of the forthcoming Beraisa, as we shall now see).
(c) We reconcile this answer with the Beraisa which gives the measurements
of all the doorways in the second Beis-Hamikdash as twenty Amos tall by ten
Amos wide - by confining that statement to regular doorways that were used
as entries and exits, whereas the one under discussion was a secondary
doorway, used solely for the purpose that we described.
(a) The Pishpeshin were situated on the west side of the Beis-ha'Chalifos.
(b) Nevertheless, between the Beis-ha'Chalifos and the northern and southern
walls, which did not face the Pishpeshin, is described as 'Lifnei Ohel
Mo'ed' (justifying the Beraisa's permitting the entire Azarah) - because in
fact, the Pishpeshin were situated on the north and south-western corners of
the Beis-ha'Chalifos, inclined slightly towards the north and the south,
(a) We ask what the Din will be with regard to Shechitas Kodshim Kalim and
Achilas Kodshei Kodshim in the area of Achorei Beis ha'Kapores - which is
merely another name for the Kodesh Kodshim.
(b) We resolve this She'eilah by citing a statement of Rami bar Rav Yehudah
Amar Rav, who declares - that there was a 'Lul Katan' (a 'small' window-like
entrance) at the back of the room behind the Kodesh Kodshim, thereby
permitting Kodshei Kodshim to be eaten and Kodshim Kalim to be Shechted in
that part of the Azarah.
(c) This is what the Mishnah in Tamid is referring to when it states
'Shenayim le'Par Bar' - which means that two guards were placed at that

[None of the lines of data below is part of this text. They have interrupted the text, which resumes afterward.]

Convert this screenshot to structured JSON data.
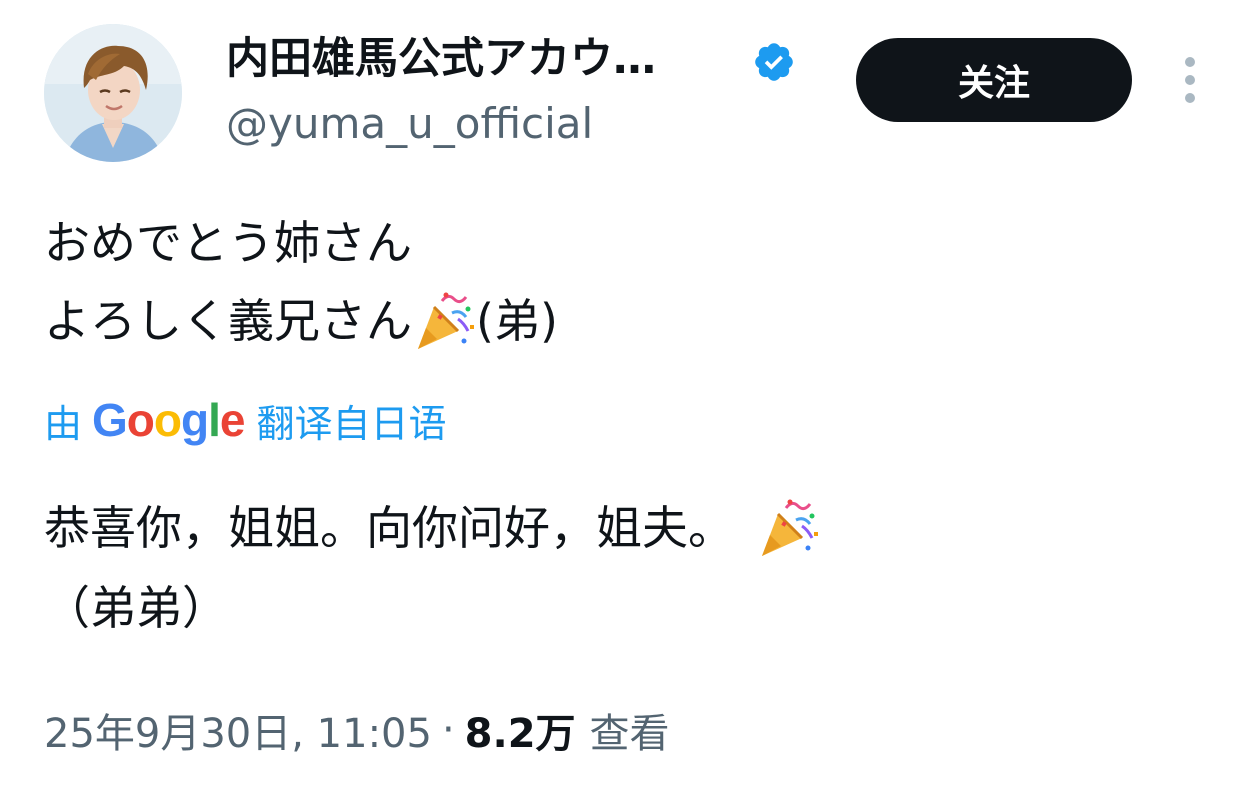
{
  "header": {
    "display_name": "内田雄馬公式アカウ…",
    "handle": "@yuma_u_official",
    "follow_label": "关注"
  },
  "icons": {
    "avatar": "avatar",
    "verified": "verified-badge-icon",
    "more": "more-vertical-icon",
    "emoji": "party-popper-icon"
  },
  "colors": {
    "verified_badge": "#1d9bf0",
    "link_blue": "#1d9bf0",
    "follow_bg": "#0f1419",
    "secondary_text": "#536471"
  },
  "tweet": {
    "line1": "おめでとう姉さん",
    "line2_prefix": "よろしく義兄さん",
    "line2_suffix": "(弟)"
  },
  "translation": {
    "by": "由",
    "google_letters": [
      "G",
      "o",
      "o",
      "g",
      "l",
      "e"
    ],
    "google_colors": [
      "#4285F4",
      "#EA4335",
      "#FBBC05",
      "#4285F4",
      "#34A853",
      "#EA4335"
    ],
    "suffix": "翻译自日语",
    "line1": "恭喜你，姐姐。向你问好，姐夫。",
    "line2": "（弟弟）"
  },
  "meta": {
    "timestamp": "25年9月30日, 11:05",
    "separator": "·",
    "views_count": "8.2万",
    "views_label": "查看"
  }
}
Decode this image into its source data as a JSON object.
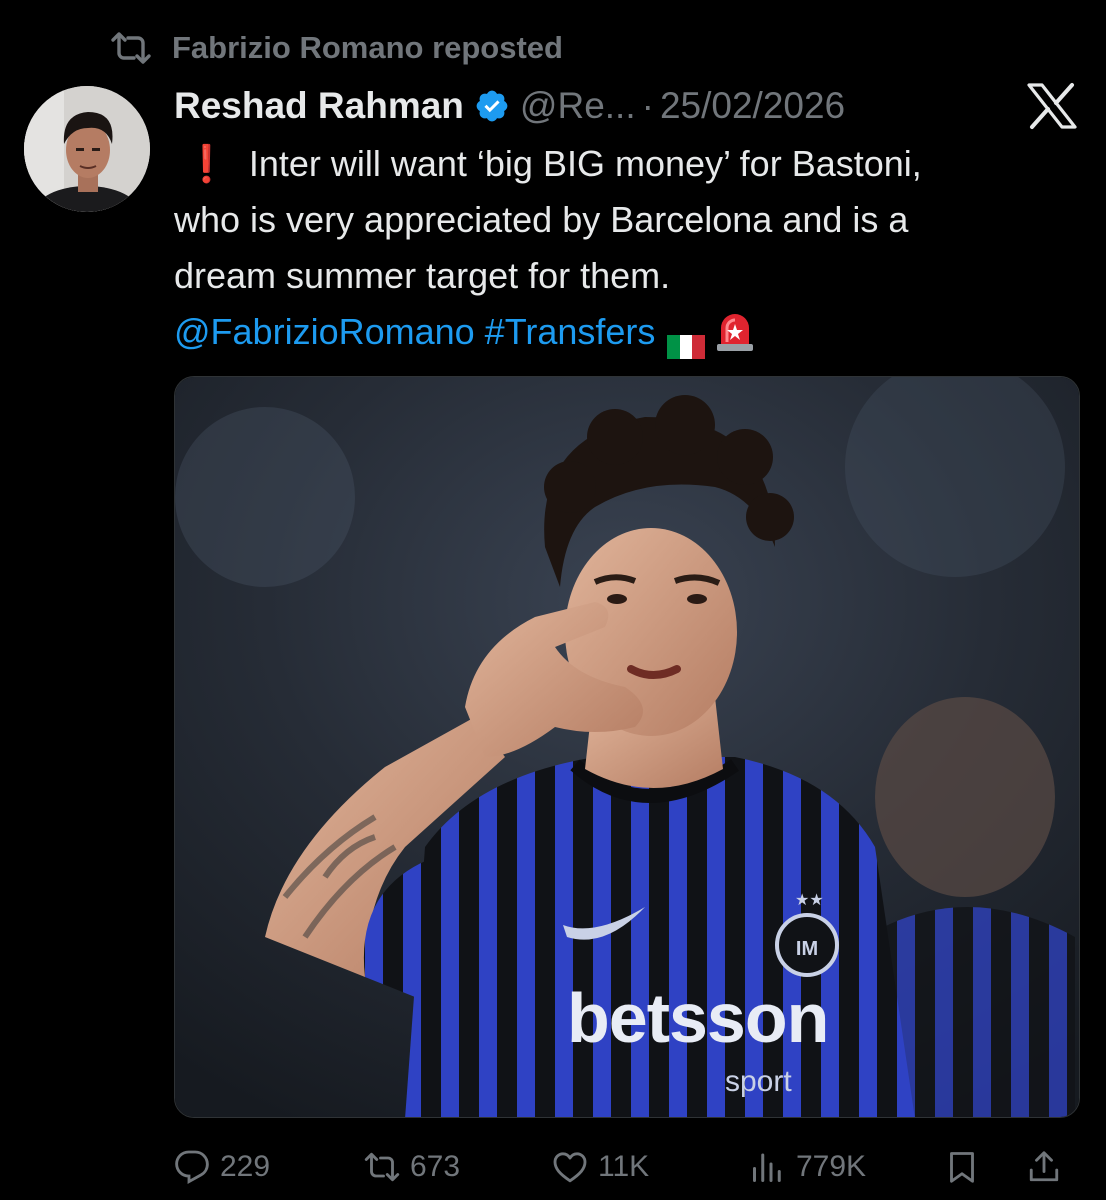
{
  "repost_header": {
    "text": "Fabrizio Romano reposted",
    "icon": "repost-icon"
  },
  "tweet": {
    "author": {
      "display_name": "Reshad Rahman",
      "handle": "@Re...",
      "verified": true,
      "verified_icon": "verified-badge-icon"
    },
    "separator": "·",
    "date": "25/02/2026",
    "platform_icon": "x-logo-icon",
    "text": {
      "alert_glyph": "❗",
      "line1": "Inter will want ‘big BIG money’ for Bastoni,",
      "line2": "who is very appreciated by Barcelona and is a",
      "line3": "dream summer target for them.",
      "mention": "@FabrizioRomano",
      "hashtag": "#Transfers",
      "emoji_flag": "italy-flag-icon",
      "emoji_siren": "siren-icon"
    },
    "media": {
      "kind": "photo",
      "shirt_sponsor": "betsson",
      "shirt_sponsor_sub": "sport"
    },
    "actions": {
      "replies": "229",
      "reposts": "673",
      "likes": "11K",
      "views": "779K"
    }
  },
  "colors": {
    "background": "#000000",
    "primary_text": "#e7e9ea",
    "secondary_text": "#71767b",
    "link": "#1d9bf0",
    "verified": "#1d9bf0",
    "alert": "#f4212e"
  }
}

spot, because there was a (sort of) doorway there.
(d) Rabah bar Rav Shilo interprets 'le'Par Bar' to mean - that they guarded
on the outside (and not on the inside).